A doctor narrates his encounter with corruption, and his hope for the future.
It was a regular day in my government dispensary attached to a mofussil town when a patient walked through the door. She was a 65-year-old woman accompanied by her husband. Both had a jovial disposition. In an area where violence against doctors is not a rare occurence, such patients actually make your day. She took the chair next to me after a heartfelt greeting and mumbled her complaints in Marathi, “Doctor, ashaktapana vatat aahe” (Doctor, I’m feeling weak). I examined her thoroughly but before I could prescribe any treatment, her husband spoke out with conviction, “Doctor, saline laava!”(Doctor, please give her a saline drip!).
You can imagine what it feels like to come across such requests when you are a qualified medical practitioner. Obviously, the patient had absolutely no inkiling of any scenario that would necessitate fluid infusion, a fact that I explained to them as clearly as I could.
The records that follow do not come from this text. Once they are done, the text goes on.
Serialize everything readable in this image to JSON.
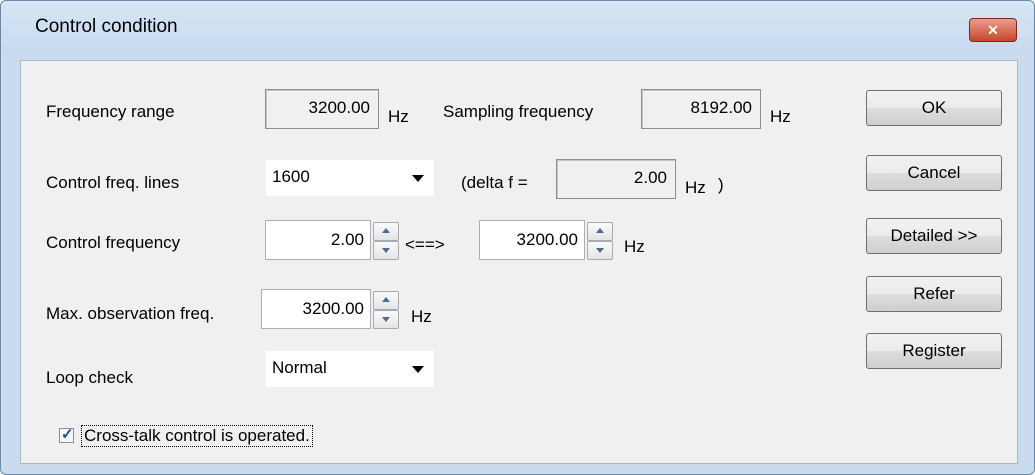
{
  "window": {
    "title": "Control condition",
    "close_label": "✕"
  },
  "frequency_range": {
    "label": "Frequency range",
    "value": "3200.00",
    "unit": "Hz"
  },
  "sampling_frequency": {
    "label": "Sampling frequency",
    "value": "8192.00",
    "unit": "Hz"
  },
  "control_freq_lines": {
    "label": "Control freq. lines",
    "selected": "1600",
    "delta_prefix": "(delta f =",
    "delta_value": "2.00",
    "delta_unit": "Hz",
    "delta_suffix": ")"
  },
  "control_frequency": {
    "label": "Control frequency",
    "from": "2.00",
    "separator": "<==>",
    "to": "3200.00",
    "unit": "Hz"
  },
  "max_observation": {
    "label": "Max. observation freq.",
    "value": "3200.00",
    "unit": "Hz"
  },
  "loop_check": {
    "label": "Loop check",
    "selected": "Normal"
  },
  "cross_talk": {
    "label": "Cross-talk control is operated.",
    "checked": true
  },
  "buttons": {
    "ok": "OK",
    "cancel": "Cancel",
    "detailed": "Detailed >>",
    "refer": "Refer",
    "register": "Register"
  }
}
Even though the patient seemed content with my assurances, her husband had an air of disbelief. As she walked out of my cabin, her husband stayed back and sat besides me. In a servile fashion, he tried to push a couple of hundred-rupee notes into my pocket, saying, “Doctor, chaha-paani sathi theva. Pan saline laava!” (Doctor, you may keep the bribe. But please give her a saline drip!).
Lay people taking their health into their own hands is a prominent trend today. While those in cities often turn to Google to self-diagnose their ailments, search for remedies and even browbeat the doctor with that ‘information’, patients in rural areas have their own set of convictions. For many, a dispensary is little more than a grocer’s shop where you can buy whatever you like. For them, a visit to the doctor is incomplete until they have been given an injection infused with glucose and prescribed a dozen medicines in differently coloured bottles to carry home. You turn them down, being a doctor, often for their own benefit and safety, but they continue to pester you for the medicines they want. Sometimes, you risk being assaulted by a not-so-amiable patient. No doubt, our medical stores have no other option than to turn into grocery stores.
You may feel amused when you think of such an individual episode, but imagine how baleful the bigger picture can be. Not only does it mean affecting one’s health, it’s also wasteful for a country that is yet to see an optimal healthcare budget. Not to mention, it fosters unethical practices among healthcare providers.
There are certain rigid perceptions attached to corruption. One is that corruption is an underhand, condemnable practice that brings disgrace when let into the open and, therefore, we hardly see anyone boasting about having given/received a bribe. We tend to talk of the payer of the bribe as an unfortunate, unwilling victim – while the one on the receiving end attracts our condemnation. However, such stereotypes do not account for the complexity of the bribery scenario. People are offering money even when it is not asked for. A byproduct is that nearly every professional is being painted with the same dirty brush, obliterating the clean, honest ones.
What maintains order in a society are rules and laws, and what holds those laws in place are the prevalent virtues and sentiments. What we’re witnessing today is a gradual decay in such sentiments. If this continues, the very perception of bribery as unacceptable may start to fade. The feeling of normalcy and familiarity towards corruption is gradually leading us into a darker future and no one – at either the giving or receiving end – will be left unscathed.
Corruption as a problem needs to be tackled on both legal and psychological planes, and our relative inability, even today, to work effectively on the latter remains a serious problem.
The author is a medical doctor with special interest in medico-legal cases and medical education.